Colt Petersen: Future Welder and Business Owner
Occupational Goal: Welder and Business Owner
Colt Petersen recently graduated from Delta High School where he completed the Career and Technical Education (CTE) Welding Pathway. He plans to continue his education and training at Bridgerland Applied Technology College (BATC) to obtain a welding certificate.
“As a young child I liked to help my father and grandfather repair things about the farms. One important piece of equipment that was used was a welder. By watching the two very different techniques used by these two men, I quickly realized that just because you have a welder doesn’t mean you can actually weld. I decided to follow my father’s lead and learn the proper techniques of welding in order to do the job right. . .[ in high school] I enrolled in a welding class. It was during this class that the desire to build things with metal was ignited and reinforced daily. I then added more classes that followed my future path,” said Colt.
Through participation in the CTE Welding Pathway, Colt took classes such as welding, advanced welding, auto tech, drafting, and machining. “All of these classes tied together to give me experience and a sound educational base to get those key components to one day run my own shop,” said Colt.
Kirk Willoughby, Precision Machining and Welding Instructor at Delta Technical Center, said “[Colt] has been an able student, willing to learn, and a positive influence in class. As with any other student, he has made normal mistakes, but has not been discouraged in falling short. He, in fact, recognizes these [mistakes] as opportunities to learn.”
To gain experience in the welding industry Colt obtained an apprenticeship at a local welding business. “I currently work as an apprentice at Z Machine and Welding where I use the skills that I have learned and continue to learn in real life situations,” said Colt. Brent Larsen, the owner of Z Machine and Welding has been impressed with Colt and his ability to learn the trade. “Colt is an excellent welder. I have been training him in the machine tool trades. He is learning to operate the lathe, vertical milling machine, and various grinders. He is a quick learner; he keeps his mind on task and asks relevant questions. He strives for understanding, not just rote memory. Working with a young man like Colt gives me hope for the future,” said Larsen.

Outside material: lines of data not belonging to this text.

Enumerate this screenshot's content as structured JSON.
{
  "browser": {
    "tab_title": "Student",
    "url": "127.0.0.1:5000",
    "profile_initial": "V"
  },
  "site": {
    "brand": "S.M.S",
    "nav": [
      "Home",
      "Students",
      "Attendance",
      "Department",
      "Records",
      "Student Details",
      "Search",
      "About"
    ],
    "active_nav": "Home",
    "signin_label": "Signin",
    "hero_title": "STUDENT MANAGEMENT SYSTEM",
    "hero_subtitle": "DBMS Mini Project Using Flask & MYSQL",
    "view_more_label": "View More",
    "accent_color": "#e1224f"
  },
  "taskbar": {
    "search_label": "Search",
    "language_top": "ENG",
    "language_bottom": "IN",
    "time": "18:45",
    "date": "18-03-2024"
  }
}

After graduating from BATC, with a welding certificate, Colt plans to enroll in a machining program. “I believe that this training will provide the perfect starting blocks to then go into the industrial field. . . where I will refine the skills I learned while procuring capital to reach my end goal of having my own custom welding and fabrication shop,” said Colt.
More than 50 percent of products in the U.S. require welding. From farm equipment, to cars, to bridges, to computers, to cell phones, to medical devices, the skill, knowledge, and precision of a trained welder is crucial. Nationwide employment of welders, cutters, solderers, and brazers is expected to grow 15 percent through the year 2020. (Sources: American Welding Society and U.S. Bureau of Labor Statistics)
UtahCTE.org congratulates Colt on his accomplishments and wishes him all the best as he continues to prepare for his chosen career.